> **TASK REQUIREMENTS**:
Go through the data below and return each line containing the word "JSON".

> **EXERCISE DATA**:

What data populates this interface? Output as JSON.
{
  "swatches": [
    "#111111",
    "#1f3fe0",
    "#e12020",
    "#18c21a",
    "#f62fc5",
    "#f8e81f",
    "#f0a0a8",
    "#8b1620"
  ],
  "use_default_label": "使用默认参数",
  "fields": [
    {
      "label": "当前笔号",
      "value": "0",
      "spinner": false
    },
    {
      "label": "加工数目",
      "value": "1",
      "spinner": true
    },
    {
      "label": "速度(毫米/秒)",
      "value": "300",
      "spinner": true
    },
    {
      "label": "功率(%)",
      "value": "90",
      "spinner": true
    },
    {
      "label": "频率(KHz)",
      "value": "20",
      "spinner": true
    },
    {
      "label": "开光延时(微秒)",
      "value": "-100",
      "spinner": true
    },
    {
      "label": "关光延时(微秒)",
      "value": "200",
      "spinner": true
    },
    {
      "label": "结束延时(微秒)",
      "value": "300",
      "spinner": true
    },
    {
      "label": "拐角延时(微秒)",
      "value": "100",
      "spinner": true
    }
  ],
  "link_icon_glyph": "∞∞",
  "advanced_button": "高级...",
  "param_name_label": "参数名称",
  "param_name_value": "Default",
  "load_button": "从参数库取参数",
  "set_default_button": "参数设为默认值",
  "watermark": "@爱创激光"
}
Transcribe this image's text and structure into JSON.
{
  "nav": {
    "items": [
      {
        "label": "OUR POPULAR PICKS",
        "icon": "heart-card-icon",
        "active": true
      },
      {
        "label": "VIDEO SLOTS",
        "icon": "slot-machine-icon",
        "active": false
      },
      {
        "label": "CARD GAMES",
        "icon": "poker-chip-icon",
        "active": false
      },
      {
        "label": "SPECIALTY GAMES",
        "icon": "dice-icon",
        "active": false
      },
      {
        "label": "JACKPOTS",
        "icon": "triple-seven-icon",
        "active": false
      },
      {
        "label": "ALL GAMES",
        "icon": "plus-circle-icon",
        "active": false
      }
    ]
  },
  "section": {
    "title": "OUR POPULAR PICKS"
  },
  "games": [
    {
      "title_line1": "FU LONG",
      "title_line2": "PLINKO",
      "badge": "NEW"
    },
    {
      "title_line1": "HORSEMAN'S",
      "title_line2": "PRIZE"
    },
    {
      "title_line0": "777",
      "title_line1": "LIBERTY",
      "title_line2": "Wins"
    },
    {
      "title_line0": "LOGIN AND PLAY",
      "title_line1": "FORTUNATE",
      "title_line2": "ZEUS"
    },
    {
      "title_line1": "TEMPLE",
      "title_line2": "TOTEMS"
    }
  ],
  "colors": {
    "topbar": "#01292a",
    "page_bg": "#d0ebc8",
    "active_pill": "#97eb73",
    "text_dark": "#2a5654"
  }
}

> **RESPONSE AREA**:
What data populates this interface? Output as JSON.
Transcribe this image's text and structure into JSON.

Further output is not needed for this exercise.